I'll be giving a talk this Saturday at the Bethesda Regional Library. Here's the topic:
Conspiracy theories aren't just a feature of the fringe. They've been a potent force across the political spectrum, at the center as well as the extremes, from the colonial era to the present. In The United States of Paranoia, Jesse Walker explores this rich history, arguing that conspiracy stories should be read not just as claims to be believed or debunked but as folklore. When a tale takes hold, it reveals something true about the anxieties and experiences of those who embrace it, even if the story says nothing true about the objects of the theory itself. In his talk, Walker will lay out five conspiracy narratives that keep recurring in American politics and popular culture.
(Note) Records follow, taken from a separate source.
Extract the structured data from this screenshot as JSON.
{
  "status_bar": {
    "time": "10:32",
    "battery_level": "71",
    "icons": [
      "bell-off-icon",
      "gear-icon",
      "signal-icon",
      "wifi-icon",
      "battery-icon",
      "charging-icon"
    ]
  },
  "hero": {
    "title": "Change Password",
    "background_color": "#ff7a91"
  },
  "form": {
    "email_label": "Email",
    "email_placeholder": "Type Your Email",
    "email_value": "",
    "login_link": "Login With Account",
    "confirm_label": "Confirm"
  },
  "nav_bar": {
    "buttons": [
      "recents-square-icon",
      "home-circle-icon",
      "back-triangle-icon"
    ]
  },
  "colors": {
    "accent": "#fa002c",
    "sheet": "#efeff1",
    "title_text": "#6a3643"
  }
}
The event, which is sponsored by the National Capital Area Skeptics, begins at 1:30; admission is free. The library is located at 7400 Arlington Road, which means this will be the first time I talk about my conspiracy book at a place whose very address includes the title of a conspiracy movie. There will be about 45 minutes of me yammering, another 45 minutes of questions and answers, and then a more informal meet'n'greet where people can buy books, chat with one another, or pigeonhole me to discuss their favorite JFK theories. Join us!